(Entries shown begins)
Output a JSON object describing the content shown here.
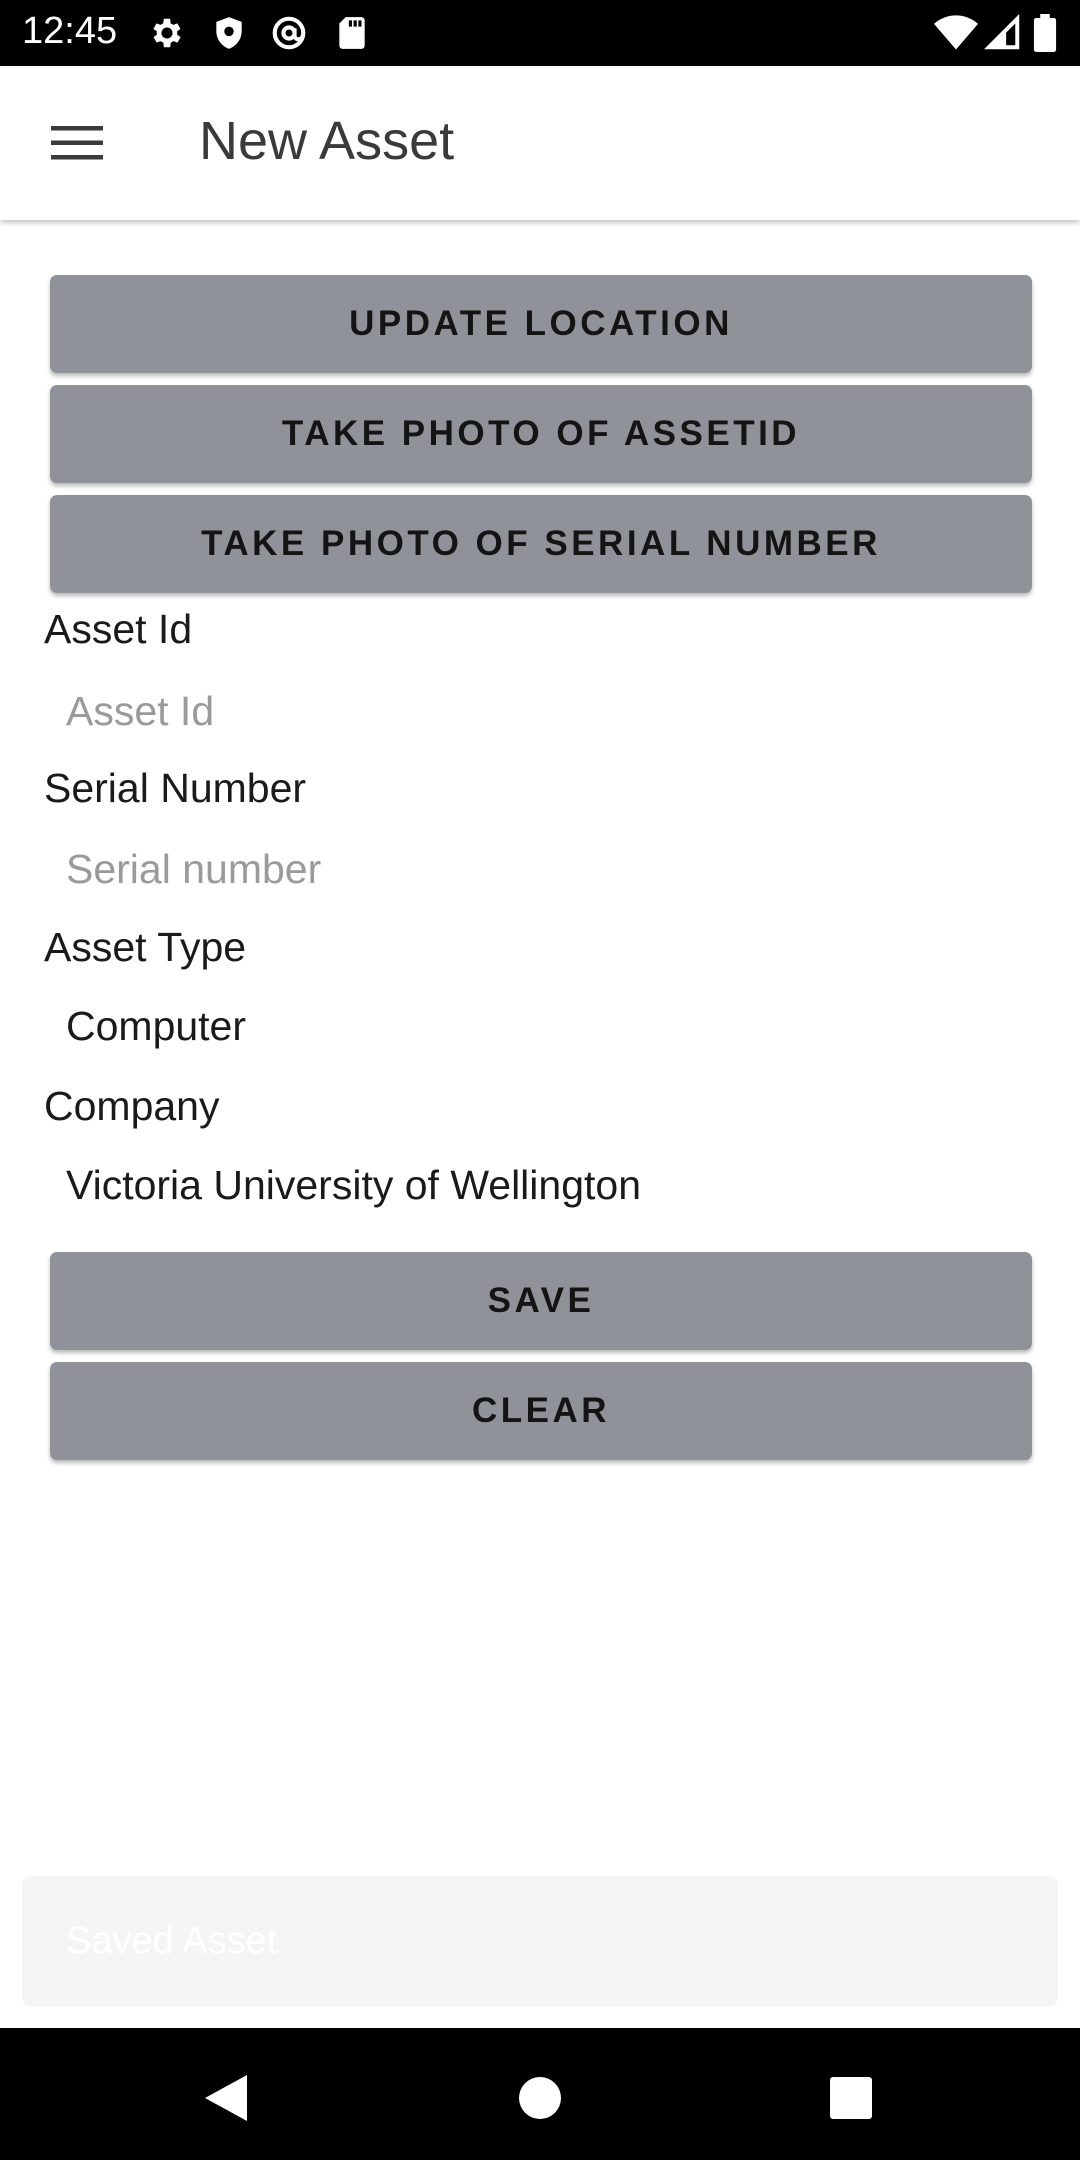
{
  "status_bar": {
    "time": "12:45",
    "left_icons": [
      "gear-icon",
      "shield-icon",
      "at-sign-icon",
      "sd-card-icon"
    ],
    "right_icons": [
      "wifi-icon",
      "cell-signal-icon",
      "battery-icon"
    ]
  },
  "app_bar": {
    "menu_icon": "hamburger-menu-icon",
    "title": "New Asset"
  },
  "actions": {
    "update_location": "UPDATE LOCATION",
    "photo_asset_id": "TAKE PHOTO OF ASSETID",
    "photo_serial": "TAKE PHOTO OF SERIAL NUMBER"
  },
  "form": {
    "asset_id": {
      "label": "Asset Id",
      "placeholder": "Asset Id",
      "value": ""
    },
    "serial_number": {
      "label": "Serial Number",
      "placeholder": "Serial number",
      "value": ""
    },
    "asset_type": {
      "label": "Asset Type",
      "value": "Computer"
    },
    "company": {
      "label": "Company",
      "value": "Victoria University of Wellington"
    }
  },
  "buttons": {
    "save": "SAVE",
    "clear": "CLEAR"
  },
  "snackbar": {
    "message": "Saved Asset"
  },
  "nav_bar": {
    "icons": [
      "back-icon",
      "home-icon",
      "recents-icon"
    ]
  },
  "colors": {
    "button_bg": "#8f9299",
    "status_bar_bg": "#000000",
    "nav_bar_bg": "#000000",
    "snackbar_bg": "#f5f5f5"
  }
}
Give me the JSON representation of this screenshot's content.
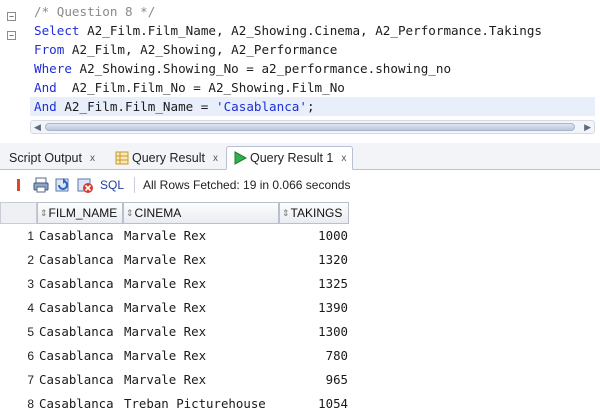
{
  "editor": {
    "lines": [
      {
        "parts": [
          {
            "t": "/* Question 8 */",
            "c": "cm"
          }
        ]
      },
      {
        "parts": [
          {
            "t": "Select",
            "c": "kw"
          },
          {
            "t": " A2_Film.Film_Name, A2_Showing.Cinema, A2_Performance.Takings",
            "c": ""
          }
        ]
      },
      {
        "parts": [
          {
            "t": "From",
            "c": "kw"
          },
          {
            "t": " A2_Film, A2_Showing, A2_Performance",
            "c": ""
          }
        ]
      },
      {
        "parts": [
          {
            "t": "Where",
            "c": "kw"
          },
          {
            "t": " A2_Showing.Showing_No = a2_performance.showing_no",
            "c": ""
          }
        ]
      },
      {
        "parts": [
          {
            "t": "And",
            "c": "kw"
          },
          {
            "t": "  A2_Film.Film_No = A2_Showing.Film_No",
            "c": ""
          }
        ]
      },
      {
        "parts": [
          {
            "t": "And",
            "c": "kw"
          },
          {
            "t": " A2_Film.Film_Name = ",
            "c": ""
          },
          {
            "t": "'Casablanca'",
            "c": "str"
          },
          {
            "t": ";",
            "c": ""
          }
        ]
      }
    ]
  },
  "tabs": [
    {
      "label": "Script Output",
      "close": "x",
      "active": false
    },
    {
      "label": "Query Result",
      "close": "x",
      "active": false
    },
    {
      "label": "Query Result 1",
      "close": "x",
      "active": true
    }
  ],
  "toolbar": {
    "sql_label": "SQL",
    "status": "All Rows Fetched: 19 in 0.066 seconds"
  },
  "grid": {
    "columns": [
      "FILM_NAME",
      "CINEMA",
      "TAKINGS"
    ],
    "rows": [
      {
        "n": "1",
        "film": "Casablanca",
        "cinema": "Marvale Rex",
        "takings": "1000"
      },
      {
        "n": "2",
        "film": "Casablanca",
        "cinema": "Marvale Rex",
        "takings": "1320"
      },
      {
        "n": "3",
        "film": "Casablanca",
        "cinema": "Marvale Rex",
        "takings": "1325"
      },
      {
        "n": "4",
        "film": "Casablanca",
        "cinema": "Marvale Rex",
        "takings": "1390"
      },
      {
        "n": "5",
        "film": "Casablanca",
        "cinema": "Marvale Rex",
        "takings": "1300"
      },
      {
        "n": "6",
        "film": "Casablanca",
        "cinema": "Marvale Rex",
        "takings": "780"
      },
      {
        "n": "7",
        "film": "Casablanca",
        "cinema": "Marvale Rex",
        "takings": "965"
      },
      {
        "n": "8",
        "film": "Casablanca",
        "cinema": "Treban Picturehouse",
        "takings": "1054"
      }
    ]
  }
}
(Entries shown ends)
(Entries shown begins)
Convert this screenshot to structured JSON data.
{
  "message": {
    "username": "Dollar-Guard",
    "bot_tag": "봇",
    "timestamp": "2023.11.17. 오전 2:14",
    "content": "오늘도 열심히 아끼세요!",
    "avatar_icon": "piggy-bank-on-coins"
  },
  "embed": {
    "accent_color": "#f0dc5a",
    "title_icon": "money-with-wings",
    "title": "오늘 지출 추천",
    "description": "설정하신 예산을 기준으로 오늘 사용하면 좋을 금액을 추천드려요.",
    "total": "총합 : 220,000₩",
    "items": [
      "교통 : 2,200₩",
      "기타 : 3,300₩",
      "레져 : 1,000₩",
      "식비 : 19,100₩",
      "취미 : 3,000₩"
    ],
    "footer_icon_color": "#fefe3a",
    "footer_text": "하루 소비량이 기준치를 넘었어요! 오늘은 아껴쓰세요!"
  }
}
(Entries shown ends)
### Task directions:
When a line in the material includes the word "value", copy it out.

### Task solution:
      "value": ""
      "value": ""
      "value": "Computer"
      "value": "Victoria University of Wellington"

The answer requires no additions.